▶ **Goal of the exercise**: Copy out the listing below, keeping every character as is.

▶ **Given records**:
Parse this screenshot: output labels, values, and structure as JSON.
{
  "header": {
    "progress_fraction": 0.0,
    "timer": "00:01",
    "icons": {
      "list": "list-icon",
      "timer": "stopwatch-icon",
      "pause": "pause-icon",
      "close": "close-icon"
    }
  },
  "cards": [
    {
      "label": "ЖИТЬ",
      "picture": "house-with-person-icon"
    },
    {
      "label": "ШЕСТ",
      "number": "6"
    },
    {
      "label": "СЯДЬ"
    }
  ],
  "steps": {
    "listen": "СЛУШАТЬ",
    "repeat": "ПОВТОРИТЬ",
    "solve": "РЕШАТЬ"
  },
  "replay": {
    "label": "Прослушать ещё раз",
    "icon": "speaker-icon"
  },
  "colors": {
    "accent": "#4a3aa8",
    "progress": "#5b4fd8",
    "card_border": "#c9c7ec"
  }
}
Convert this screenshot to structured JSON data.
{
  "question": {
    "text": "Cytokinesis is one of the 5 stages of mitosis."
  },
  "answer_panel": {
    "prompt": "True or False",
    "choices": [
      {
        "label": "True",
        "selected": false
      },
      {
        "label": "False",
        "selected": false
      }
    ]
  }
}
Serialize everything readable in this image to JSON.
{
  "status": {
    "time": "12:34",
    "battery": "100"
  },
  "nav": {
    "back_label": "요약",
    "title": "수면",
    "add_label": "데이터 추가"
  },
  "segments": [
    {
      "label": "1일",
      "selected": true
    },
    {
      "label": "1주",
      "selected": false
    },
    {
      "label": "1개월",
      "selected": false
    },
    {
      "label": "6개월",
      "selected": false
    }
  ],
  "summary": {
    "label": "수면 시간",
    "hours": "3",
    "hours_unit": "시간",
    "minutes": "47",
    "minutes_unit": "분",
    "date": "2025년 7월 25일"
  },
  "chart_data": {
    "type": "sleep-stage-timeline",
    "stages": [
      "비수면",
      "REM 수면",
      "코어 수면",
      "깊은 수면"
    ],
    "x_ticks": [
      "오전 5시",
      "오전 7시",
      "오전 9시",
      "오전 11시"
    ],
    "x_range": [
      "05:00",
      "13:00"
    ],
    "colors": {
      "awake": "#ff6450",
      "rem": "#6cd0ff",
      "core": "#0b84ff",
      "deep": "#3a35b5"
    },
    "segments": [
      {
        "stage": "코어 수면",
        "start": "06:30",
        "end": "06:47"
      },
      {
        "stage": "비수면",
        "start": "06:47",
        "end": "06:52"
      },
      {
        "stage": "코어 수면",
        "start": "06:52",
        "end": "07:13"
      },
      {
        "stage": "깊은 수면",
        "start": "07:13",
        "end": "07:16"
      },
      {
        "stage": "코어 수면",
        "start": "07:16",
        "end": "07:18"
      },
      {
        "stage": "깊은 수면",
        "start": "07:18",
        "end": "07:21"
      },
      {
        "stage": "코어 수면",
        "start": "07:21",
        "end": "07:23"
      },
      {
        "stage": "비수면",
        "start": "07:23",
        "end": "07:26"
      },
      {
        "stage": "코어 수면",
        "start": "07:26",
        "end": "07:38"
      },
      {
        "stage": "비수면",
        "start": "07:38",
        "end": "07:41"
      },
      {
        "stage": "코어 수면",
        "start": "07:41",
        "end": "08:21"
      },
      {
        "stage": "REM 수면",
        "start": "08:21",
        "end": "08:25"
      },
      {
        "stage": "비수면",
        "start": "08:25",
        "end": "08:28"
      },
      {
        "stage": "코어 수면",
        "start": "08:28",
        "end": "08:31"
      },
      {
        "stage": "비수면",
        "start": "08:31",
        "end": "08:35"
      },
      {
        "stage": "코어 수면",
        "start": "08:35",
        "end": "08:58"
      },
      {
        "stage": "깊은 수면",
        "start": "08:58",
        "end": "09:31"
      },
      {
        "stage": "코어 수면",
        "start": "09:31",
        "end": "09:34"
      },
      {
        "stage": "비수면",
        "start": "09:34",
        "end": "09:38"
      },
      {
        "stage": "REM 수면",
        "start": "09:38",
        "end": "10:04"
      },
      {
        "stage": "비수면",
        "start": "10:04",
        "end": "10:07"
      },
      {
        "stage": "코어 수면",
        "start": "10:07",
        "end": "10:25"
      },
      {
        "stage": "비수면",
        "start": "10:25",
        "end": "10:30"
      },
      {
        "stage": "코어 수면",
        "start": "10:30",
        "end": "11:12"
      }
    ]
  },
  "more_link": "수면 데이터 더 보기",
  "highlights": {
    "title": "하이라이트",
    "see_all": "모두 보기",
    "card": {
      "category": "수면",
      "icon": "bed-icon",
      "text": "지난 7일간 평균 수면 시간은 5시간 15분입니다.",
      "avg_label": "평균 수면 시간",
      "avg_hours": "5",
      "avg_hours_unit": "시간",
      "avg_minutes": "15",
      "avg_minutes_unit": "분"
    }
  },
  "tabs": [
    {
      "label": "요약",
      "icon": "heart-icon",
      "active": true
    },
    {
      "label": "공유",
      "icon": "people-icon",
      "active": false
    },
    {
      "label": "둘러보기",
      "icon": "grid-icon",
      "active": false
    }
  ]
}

▶ **Result of the task**:
Parse this screenshot: output labels, values, and structure as JSON.
{
  "header": {
    "progress_fraction": 0.0,
    "timer": "00:01",
    "icons": {
      "list": "list-icon",
      "timer": "stopwatch-icon",
      "pause": "pause-icon",
      "close": "close-icon"
    }
  },
  "cards": [
    {
      "label": "ЖИТЬ",
      "picture": "house-with-person-icon"
    },
    {
      "label": "ШЕСТ",
      "number": "6"
    },
    {
      "label": "СЯДЬ"
    }
  ],
  "steps": {
    "listen": "СЛУШАТЬ",
    "repeat": "ПОВТОРИТЬ",
    "solve": "РЕШАТЬ"
  },
  "replay": {
    "label": "Прослушать ещё раз",
    "icon": "speaker-icon"
  },
  "colors": {
    "accent": "#4a3aa8",
    "progress": "#5b4fd8",
    "card_border": "#c9c7ec"
  }
}
Convert this screenshot to structured JSON data.
{
  "question": {
    "text": "Cytokinesis is one of the 5 stages of mitosis."
  },
  "answer_panel": {
    "prompt": "True or False",
    "choices": [
      {
        "label": "True",
        "selected": false
      },
      {
        "label": "False",
        "selected": false
      }
    ]
  }
}
Serialize everything readable in this image to JSON.
{
  "status": {
    "time": "12:34",
    "battery": "100"
  },
  "nav": {
    "back_label": "요약",
    "title": "수면",
    "add_label": "데이터 추가"
  },
  "segments": [
    {
      "label": "1일",
      "selected": true
    },
    {
      "label": "1주",
      "selected": false
    },
    {
      "label": "1개월",
      "selected": false
    },
    {
      "label": "6개월",
      "selected": false
    }
  ],
  "summary": {
    "label": "수면 시간",
    "hours": "3",
    "hours_unit": "시간",
    "minutes": "47",
    "minutes_unit": "분",
    "date": "2025년 7월 25일"
  },
  "chart_data": {
    "type": "sleep-stage-timeline",
    "stages": [
      "비수면",
      "REM 수면",
      "코어 수면",
      "깊은 수면"
    ],
    "x_ticks": [
      "오전 5시",
      "오전 7시",
      "오전 9시",
      "오전 11시"
    ],
    "x_range": [
      "05:00",
      "13:00"
    ],
    "colors": {
      "awake": "#ff6450",
      "rem": "#6cd0ff",
      "core": "#0b84ff",
      "deep": "#3a35b5"
    },
    "segments": [
      {
        "stage": "코어 수면",
        "start": "06:30",
        "end": "06:47"
      },
      {
        "stage": "비수면",
        "start": "06:47",
        "end": "06:52"
      },
      {
        "stage": "코어 수면",
        "start": "06:52",
        "end": "07:13"
      },
      {
        "stage": "깊은 수면",
        "start": "07:13",
        "end": "07:16"
      },
      {
        "stage": "코어 수면",
        "start": "07:16",
        "end": "07:18"
      },
      {
        "stage": "깊은 수면",
        "start": "07:18",
        "end": "07:21"
      },
      {
        "stage": "코어 수면",
        "start": "07:21",
        "end": "07:23"
      },
      {
        "stage": "비수면",
        "start": "07:23",
        "end": "07:26"
      },
      {
        "stage": "코어 수면",
        "start": "07:26",
        "end": "07:38"
      },
      {
        "stage": "비수면",
        "start": "07:38",
        "end": "07:41"
      },
      {
        "stage": "코어 수면",
        "start": "07:41",
        "end": "08:21"
      },
      {
        "stage": "REM 수면",
        "start": "08:21",
        "end": "08:25"
      },
      {
        "stage": "비수면",
        "start": "08:25",
        "end": "08:28"
      },
      {
        "stage": "코어 수면",
        "start": "08:28",
        "end": "08:31"
      },
      {
        "stage": "비수면",
        "start": "08:31",
        "end": "08:35"
      },
      {
        "stage": "코어 수면",
        "start": "08:35",
        "end": "08:58"
      },
      {
        "stage": "깊은 수면",
        "start": "08:58",
        "end": "09:31"
      },
      {
        "stage": "코어 수면",
        "start": "09:31",
        "end": "09:34"
      },
      {
        "stage": "비수면",
        "start": "09:34",
        "end": "09:38"
      },
      {
        "stage": "REM 수면",
        "start": "09:38",
        "end": "10:04"
      },
      {
        "stage": "비수면",
        "start": "10:04",
        "end": "10:07"
      },
      {
        "stage": "코어 수면",
        "start": "10:07",
        "end": "10:25"
      },
      {
        "stage": "비수면",
        "start": "10:25",
        "end": "10:30"
      },
      {
        "stage": "코어 수면",
        "start": "10:30",
        "end": "11:12"
      }
    ]
  },
  "more_link": "수면 데이터 더 보기",
  "highlights": {
    "title": "하이라이트",
    "see_all": "모두 보기",
    "card": {
      "category": "수면",
      "icon": "bed-icon",
      "text": "지난 7일간 평균 수면 시간은 5시간 15분입니다.",
      "avg_label": "평균 수면 시간",
      "avg_hours": "5",
      "avg_hours_unit": "시간",
      "avg_minutes": "15",
      "avg_minutes_unit": "분"
    }
  },
  "tabs": [
    {
      "label": "요약",
      "icon": "heart-icon",
      "active": true
    },
    {
      "label": "공유",
      "icon": "people-icon",
      "active": false
    },
    {
      "label": "둘러보기",
      "icon": "grid-icon",
      "active": false
    }
  ]
}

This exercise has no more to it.